(PROBLEM TO WORK ON): Exact copy, no pictures: output all the records that follow.
*** Opening MATERIAL SHOWN ***
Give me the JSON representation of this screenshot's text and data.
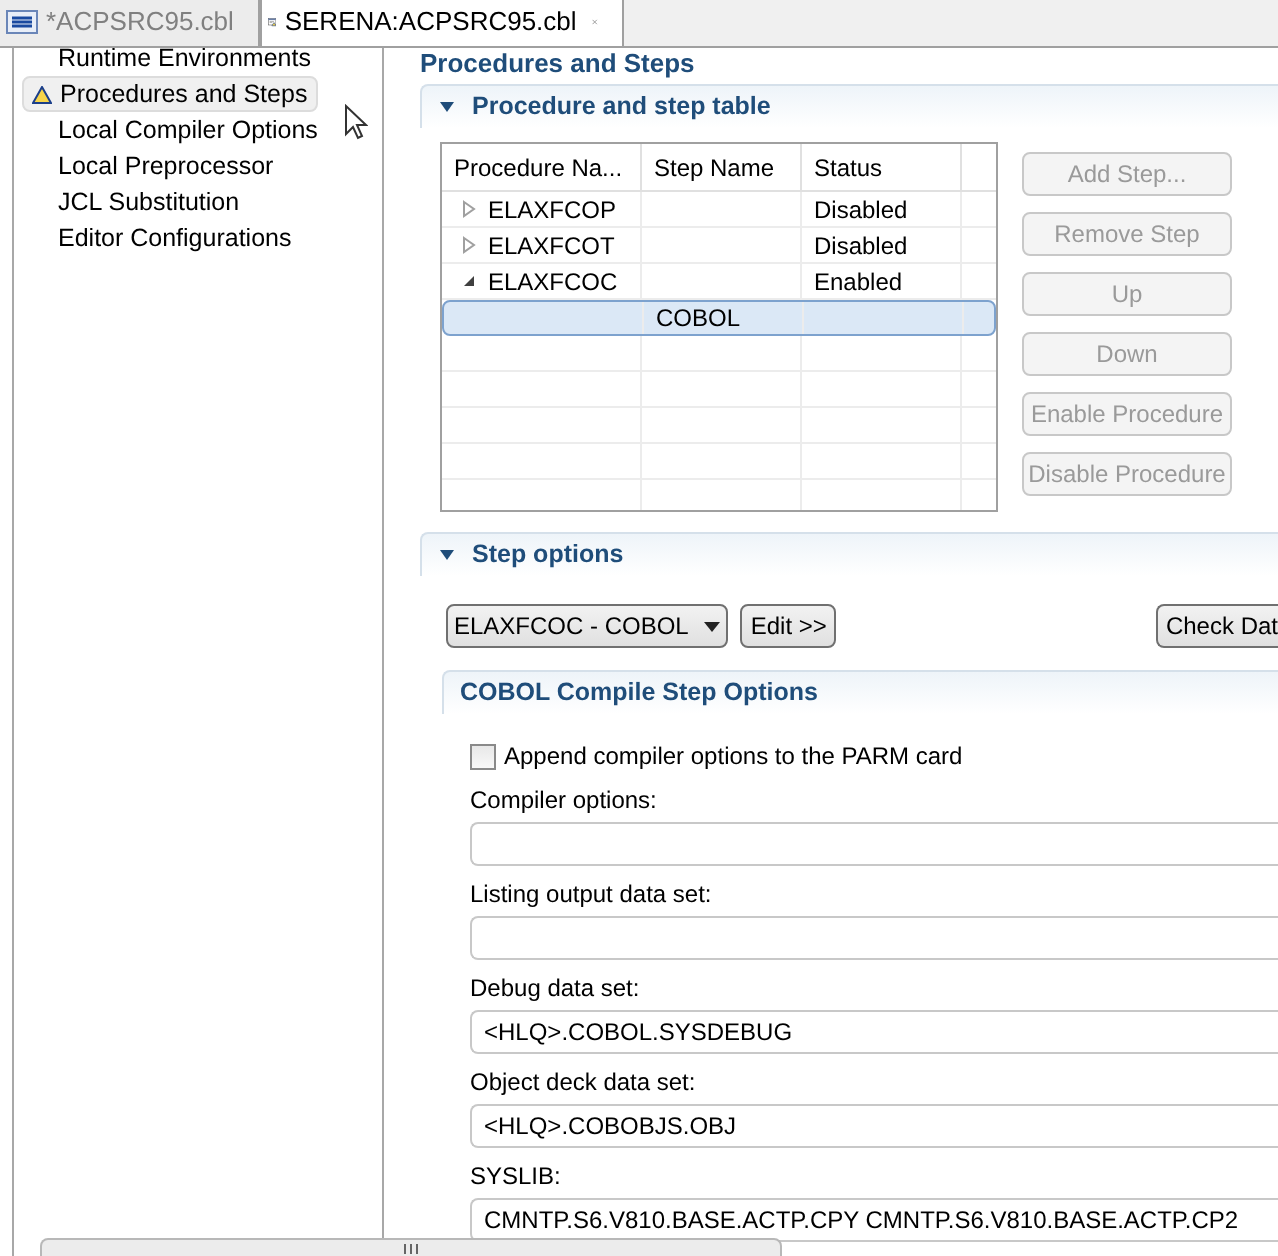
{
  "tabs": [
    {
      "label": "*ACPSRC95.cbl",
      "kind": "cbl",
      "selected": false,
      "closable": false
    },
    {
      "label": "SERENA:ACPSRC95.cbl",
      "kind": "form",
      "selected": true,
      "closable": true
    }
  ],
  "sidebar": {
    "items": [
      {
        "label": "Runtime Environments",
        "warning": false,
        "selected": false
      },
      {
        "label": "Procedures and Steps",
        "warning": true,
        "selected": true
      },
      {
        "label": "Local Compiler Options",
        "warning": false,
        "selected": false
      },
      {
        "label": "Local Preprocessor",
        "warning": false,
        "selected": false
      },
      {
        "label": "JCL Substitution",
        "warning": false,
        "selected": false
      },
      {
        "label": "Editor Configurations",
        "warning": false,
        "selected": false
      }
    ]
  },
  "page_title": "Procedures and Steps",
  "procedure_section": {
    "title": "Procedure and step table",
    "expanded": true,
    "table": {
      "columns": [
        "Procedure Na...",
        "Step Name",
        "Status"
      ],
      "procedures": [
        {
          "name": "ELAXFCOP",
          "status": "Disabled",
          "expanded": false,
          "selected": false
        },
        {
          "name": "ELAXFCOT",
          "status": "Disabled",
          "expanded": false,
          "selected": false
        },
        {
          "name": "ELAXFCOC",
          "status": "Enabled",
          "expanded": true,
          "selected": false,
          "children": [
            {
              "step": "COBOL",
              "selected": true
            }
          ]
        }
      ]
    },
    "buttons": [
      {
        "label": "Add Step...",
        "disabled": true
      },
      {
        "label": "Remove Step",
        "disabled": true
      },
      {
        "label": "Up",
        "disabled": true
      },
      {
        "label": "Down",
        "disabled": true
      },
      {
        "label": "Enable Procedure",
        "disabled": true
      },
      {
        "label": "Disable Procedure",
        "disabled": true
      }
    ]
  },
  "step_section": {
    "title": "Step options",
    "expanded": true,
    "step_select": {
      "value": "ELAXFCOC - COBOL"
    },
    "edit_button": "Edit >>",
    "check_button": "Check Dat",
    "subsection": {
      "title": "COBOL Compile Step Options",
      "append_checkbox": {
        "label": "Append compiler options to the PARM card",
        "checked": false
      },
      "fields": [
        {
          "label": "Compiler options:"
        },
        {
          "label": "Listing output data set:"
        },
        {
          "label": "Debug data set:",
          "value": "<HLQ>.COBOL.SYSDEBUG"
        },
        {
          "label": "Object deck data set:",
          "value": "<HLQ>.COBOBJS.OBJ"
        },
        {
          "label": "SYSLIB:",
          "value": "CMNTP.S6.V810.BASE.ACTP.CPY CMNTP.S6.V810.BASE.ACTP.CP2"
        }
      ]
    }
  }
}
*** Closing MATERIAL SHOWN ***
(TASK RESPONSE):
Give me the JSON representation of this screenshot's text and data.
{
  "tabs": [
    {
      "label": "*ACPSRC95.cbl",
      "kind": "cbl",
      "selected": false,
      "closable": false
    },
    {
      "label": "SERENA:ACPSRC95.cbl",
      "kind": "form",
      "selected": true,
      "closable": true
    }
  ],
  "sidebar": {
    "items": [
      {
        "label": "Runtime Environments",
        "warning": false,
        "selected": false
      },
      {
        "label": "Procedures and Steps",
        "warning": true,
        "selected": true
      },
      {
        "label": "Local Compiler Options",
        "warning": false,
        "selected": false
      },
      {
        "label": "Local Preprocessor",
        "warning": false,
        "selected": false
      },
      {
        "label": "JCL Substitution",
        "warning": false,
        "selected": false
      },
      {
        "label": "Editor Configurations",
        "warning": false,
        "selected": false
      }
    ]
  },
  "page_title": "Procedures and Steps",
  "procedure_section": {
    "title": "Procedure and step table",
    "expanded": true,
    "table": {
      "columns": [
        "Procedure Na...",
        "Step Name",
        "Status"
      ],
      "procedures": [
        {
          "name": "ELAXFCOP",
          "status": "Disabled",
          "expanded": false,
          "selected": false
        },
        {
          "name": "ELAXFCOT",
          "status": "Disabled",
          "expanded": false,
          "selected": false
        },
        {
          "name": "ELAXFCOC",
          "status": "Enabled",
          "expanded": true,
          "selected": false,
          "children": [
            {
              "step": "COBOL",
              "selected": true
            }
          ]
        }
      ]
    },
    "buttons": [
      {
        "label": "Add Step...",
        "disabled": true
      },
      {
        "label": "Remove Step",
        "disabled": true
      },
      {
        "label": "Up",
        "disabled": true
      },
      {
        "label": "Down",
        "disabled": true
      },
      {
        "label": "Enable Procedure",
        "disabled": true
      },
      {
        "label": "Disable Procedure",
        "disabled": true
      }
    ]
  },
  "step_section": {
    "title": "Step options",
    "expanded": true,
    "step_select": {
      "value": "ELAXFCOC - COBOL"
    },
    "edit_button": "Edit >>",
    "check_button": "Check Dat",
    "subsection": {
      "title": "COBOL Compile Step Options",
      "append_checkbox": {
        "label": "Append compiler options to the PARM card",
        "checked": false
      },
      "fields": [
        {
          "label": "Compiler options:"
        },
        {
          "label": "Listing output data set:"
        },
        {
          "label": "Debug data set:",
          "value": "<HLQ>.COBOL.SYSDEBUG"
        },
        {
          "label": "Object deck data set:",
          "value": "<HLQ>.COBOBJS.OBJ"
        },
        {
          "label": "SYSLIB:",
          "value": "CMNTP.S6.V810.BASE.ACTP.CPY CMNTP.S6.V810.BASE.ACTP.CP2"
        }
      ]
    }
  }
}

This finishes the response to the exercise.